However, Adongo is taking everything by stride. “Just take your steps and be patient,” Adongo said. “The biggest thing is to be patient with myself and allow myself to have a good learning curve and build myself up.”
While still at Strathmore School, Dan, who later joined Kenya Harlequin junior team, featured for his school at the 2006 Safari Sevens. It’s at the event where South African scouts recruited him and would join Natal Shark in 2007, to feature for the Under–19 to Under–21 level. His talent, determination and hard work saw him bludgeon through to Sharks side for the 2010 Vodacom Cup.
Even though he didn’t play for them, he was active with the Under-21 squad. 2011 came with much success to play 10 matches including his debut in the Vodacom Cup where they demolished Blue Blues 30–19. He failed to start at the 2011 Currie Cup even though he was drafted to the team.
Former Blue Bulls coach Heyneke Meyer, who is currently Springbok coach would recruit Dan at Blue Bulls at the end of 2011 and was to score three tries in his first match.
Meyer identified Adongo as a future Springbok, especially given his speed, size and explosive power but after the tacticians Dan was sidelined for Vodacom Cup despite scoring a hat-trick in his first game for the Loftus game.
Got game time
However, Dan would leave after only six months in June last year to join former All Black Tana Umaga’s Counties Manakau in New Zealand owing to frustration, lack of attention and game time at Blue Bulls. “No matter how much you earn”. “Playing at high level was the most important thing for me when I joined Bulls from Sharks six months ago but I felt I wasn’t getting that,” said Adongo, who played for East Africa select side, Elgon Warriors, against visiting England Counties in June last year.

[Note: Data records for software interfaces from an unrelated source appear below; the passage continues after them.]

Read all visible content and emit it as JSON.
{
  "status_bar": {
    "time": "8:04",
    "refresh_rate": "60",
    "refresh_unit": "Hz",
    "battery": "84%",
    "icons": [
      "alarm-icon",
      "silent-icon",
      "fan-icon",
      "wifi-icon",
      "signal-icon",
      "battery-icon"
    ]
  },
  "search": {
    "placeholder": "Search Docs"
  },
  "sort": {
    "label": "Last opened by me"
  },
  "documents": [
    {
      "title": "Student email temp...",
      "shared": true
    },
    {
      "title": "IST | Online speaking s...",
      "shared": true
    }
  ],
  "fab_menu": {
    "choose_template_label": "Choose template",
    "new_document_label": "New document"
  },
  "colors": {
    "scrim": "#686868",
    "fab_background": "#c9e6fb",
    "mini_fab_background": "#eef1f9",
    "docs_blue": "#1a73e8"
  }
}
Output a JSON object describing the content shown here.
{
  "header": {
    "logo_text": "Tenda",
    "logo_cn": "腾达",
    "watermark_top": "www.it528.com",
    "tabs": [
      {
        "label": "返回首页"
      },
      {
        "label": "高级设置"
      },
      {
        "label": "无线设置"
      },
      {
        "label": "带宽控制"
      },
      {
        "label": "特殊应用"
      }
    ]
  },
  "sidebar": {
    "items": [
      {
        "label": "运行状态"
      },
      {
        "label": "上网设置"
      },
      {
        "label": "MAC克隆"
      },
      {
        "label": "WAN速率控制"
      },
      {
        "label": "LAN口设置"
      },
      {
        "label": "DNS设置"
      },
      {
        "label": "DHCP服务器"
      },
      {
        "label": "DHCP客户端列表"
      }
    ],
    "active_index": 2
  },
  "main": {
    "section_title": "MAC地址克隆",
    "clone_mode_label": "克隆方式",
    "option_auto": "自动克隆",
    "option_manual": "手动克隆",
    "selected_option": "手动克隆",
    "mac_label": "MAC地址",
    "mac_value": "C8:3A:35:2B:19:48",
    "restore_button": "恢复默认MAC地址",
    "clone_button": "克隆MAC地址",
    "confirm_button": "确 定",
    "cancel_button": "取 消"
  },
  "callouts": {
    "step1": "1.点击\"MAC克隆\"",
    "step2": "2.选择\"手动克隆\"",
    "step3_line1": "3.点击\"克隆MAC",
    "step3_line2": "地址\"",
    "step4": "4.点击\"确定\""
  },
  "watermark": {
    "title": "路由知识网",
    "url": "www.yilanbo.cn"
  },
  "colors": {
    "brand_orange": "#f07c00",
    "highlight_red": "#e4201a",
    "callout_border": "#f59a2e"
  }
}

Agfter his stint with Blue Bulls, Adongo returned to Kenya to captain the Elgon Warriors, a a conglomeration of Kenya and Uganda players, against the touring English Counties team. It’s at the two matches that were played in Mbale and Nairobi that Umaga, who was a spectator at the matches, immediately offered him a two year contract.
Dan was to play for Counties Manukau eight matches on their way to winning the 2012 ITM Cup Championship to get promoted to the Premiership. However, Dan was not named in the team for the 2013 ITM Cup.
However, Southern Kings, who made their debut in the 2012 Super Rugby League season, were to snatch Dan. That made him the first Kenyan to play in the largest and pre-eminent professional rugby union football competition in the Southern Hemisphere. He came in as a sub against his former side Shark and Chiefs before getting the start against Crusaders and Brumbies. He also played at Vodacom and Currie Cup before he tore his bicep to stay away from action.
The Vodacom Cup is an annual rugby union competition in South Africa that is the third most prestigious competition in the Rainbow nation, behind Super Rugby and the Currie Cup. It runs at roughly the same time as Super Rugby and serves as an important developmental competition for South African rugby.
Kenya has applied to South Africa Rugby Union to play in Vodacom Cup next year.